Information given:

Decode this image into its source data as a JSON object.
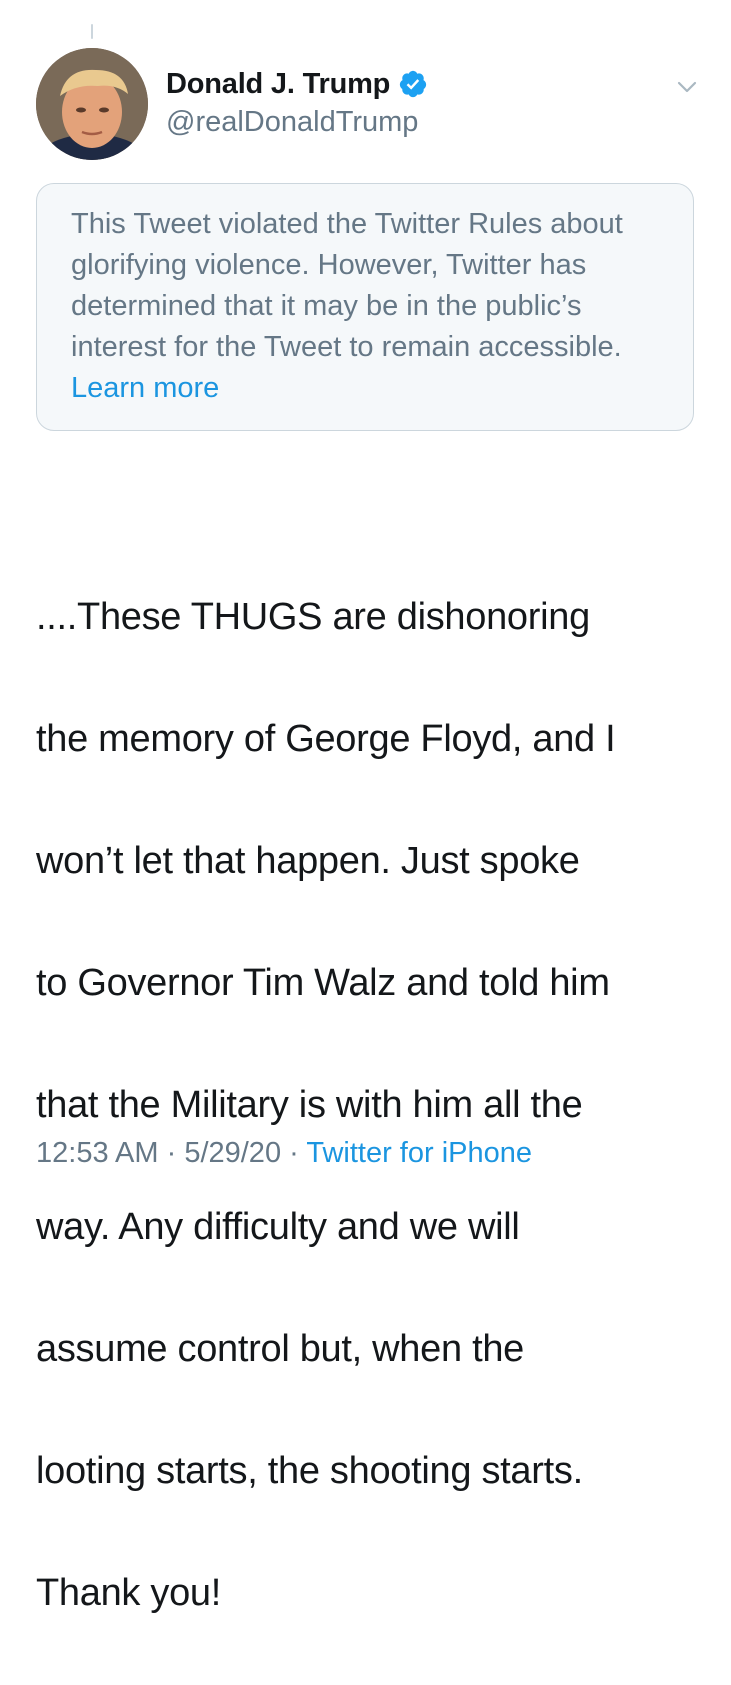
{
  "author": {
    "display_name": "Donald J. Trump",
    "handle": "@realDonaldTrump",
    "verified": true,
    "avatar_icon": "user-avatar-photo"
  },
  "notice": {
    "text": "This Tweet violated the Twitter Rules about glorifying violence. However, Twitter has determined that it may be in the public’s interest for the Tweet to remain accessible.",
    "link_label": "Learn more"
  },
  "tweet": {
    "lines": [
      "....These THUGS are dishonoring",
      "the memory of George Floyd, and I",
      "won’t let that happen. Just spoke",
      "to Governor Tim Walz and told him",
      "that the Military is with him all the",
      "way. Any difficulty and we will",
      "assume control but, when the",
      "looting starts, the shooting starts.",
      "Thank you!"
    ]
  },
  "meta": {
    "time": "12:53 AM",
    "separator": "·",
    "date": "5/29/20",
    "source": "Twitter for iPhone"
  },
  "colors": {
    "link": "#1b95e0",
    "secondary_text": "#657786",
    "notice_background": "#f5f8fa",
    "notice_border": "#ccd6dd"
  },
  "icons": [
    "verified-badge-icon",
    "chevron-down-icon"
  ]
}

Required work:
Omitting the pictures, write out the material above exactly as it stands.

Output of the exercise:
Decode this image into its source data as a JSON object.
{
  "author": {
    "display_name": "Donald J. Trump",
    "handle": "@realDonaldTrump",
    "verified": true,
    "avatar_icon": "user-avatar-photo"
  },
  "notice": {
    "text": "This Tweet violated the Twitter Rules about glorifying violence. However, Twitter has determined that it may be in the public’s interest for the Tweet to remain accessible.",
    "link_label": "Learn more"
  },
  "tweet": {
    "lines": [
      "....These THUGS are dishonoring",
      "the memory of George Floyd, and I",
      "won’t let that happen. Just spoke",
      "to Governor Tim Walz and told him",
      "that the Military is with him all the",
      "way. Any difficulty and we will",
      "assume control but, when the",
      "looting starts, the shooting starts.",
      "Thank you!"
    ]
  },
  "meta": {
    "time": "12:53 AM",
    "separator": "·",
    "date": "5/29/20",
    "source": "Twitter for iPhone"
  },
  "colors": {
    "link": "#1b95e0",
    "secondary_text": "#657786",
    "notice_background": "#f5f8fa",
    "notice_border": "#ccd6dd"
  },
  "icons": [
    "verified-badge-icon",
    "chevron-down-icon"
  ]
}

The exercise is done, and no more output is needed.